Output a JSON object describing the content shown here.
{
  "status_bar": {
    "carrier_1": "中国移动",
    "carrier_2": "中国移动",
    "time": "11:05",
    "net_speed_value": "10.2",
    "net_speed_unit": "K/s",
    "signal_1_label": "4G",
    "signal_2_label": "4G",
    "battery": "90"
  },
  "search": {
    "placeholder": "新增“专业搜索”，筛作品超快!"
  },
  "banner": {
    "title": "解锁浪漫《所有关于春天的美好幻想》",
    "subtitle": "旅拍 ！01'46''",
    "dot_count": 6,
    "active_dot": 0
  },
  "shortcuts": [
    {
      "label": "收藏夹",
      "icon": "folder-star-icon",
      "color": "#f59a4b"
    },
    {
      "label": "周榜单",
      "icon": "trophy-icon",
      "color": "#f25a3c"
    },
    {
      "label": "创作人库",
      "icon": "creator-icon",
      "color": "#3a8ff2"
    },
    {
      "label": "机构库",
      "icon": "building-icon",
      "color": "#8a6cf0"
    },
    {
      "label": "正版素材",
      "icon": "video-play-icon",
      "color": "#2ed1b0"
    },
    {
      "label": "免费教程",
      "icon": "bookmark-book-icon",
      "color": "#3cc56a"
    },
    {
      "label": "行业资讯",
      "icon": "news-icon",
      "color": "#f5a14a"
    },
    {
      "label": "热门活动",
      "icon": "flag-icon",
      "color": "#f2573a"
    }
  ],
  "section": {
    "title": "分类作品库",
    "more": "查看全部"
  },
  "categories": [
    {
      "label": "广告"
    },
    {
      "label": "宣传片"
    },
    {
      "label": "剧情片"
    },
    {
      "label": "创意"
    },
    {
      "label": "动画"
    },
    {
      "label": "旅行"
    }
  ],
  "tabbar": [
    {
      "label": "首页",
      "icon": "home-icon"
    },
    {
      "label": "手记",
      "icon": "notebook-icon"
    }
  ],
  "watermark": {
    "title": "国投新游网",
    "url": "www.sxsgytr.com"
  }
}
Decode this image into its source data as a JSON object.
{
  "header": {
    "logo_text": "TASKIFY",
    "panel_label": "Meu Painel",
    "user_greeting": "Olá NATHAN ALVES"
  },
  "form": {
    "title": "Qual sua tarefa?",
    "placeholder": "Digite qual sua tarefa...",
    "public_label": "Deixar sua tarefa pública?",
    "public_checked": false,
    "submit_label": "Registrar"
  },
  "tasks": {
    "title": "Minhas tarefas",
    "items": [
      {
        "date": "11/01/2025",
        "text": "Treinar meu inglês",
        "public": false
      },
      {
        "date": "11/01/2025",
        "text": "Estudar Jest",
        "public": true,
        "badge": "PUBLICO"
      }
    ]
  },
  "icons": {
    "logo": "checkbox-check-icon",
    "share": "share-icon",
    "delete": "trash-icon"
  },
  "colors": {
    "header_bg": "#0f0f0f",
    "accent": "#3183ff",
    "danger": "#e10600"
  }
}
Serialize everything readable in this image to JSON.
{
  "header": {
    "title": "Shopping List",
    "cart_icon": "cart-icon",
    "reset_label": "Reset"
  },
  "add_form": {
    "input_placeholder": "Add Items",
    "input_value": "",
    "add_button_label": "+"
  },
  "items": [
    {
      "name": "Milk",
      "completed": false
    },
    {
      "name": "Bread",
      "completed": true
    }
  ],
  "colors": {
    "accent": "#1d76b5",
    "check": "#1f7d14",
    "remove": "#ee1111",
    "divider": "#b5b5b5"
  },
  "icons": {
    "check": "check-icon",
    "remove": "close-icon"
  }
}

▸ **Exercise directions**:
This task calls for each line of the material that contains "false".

▸ **Finished exercise**:
    "public_checked": false,
        "public": false
      "completed": false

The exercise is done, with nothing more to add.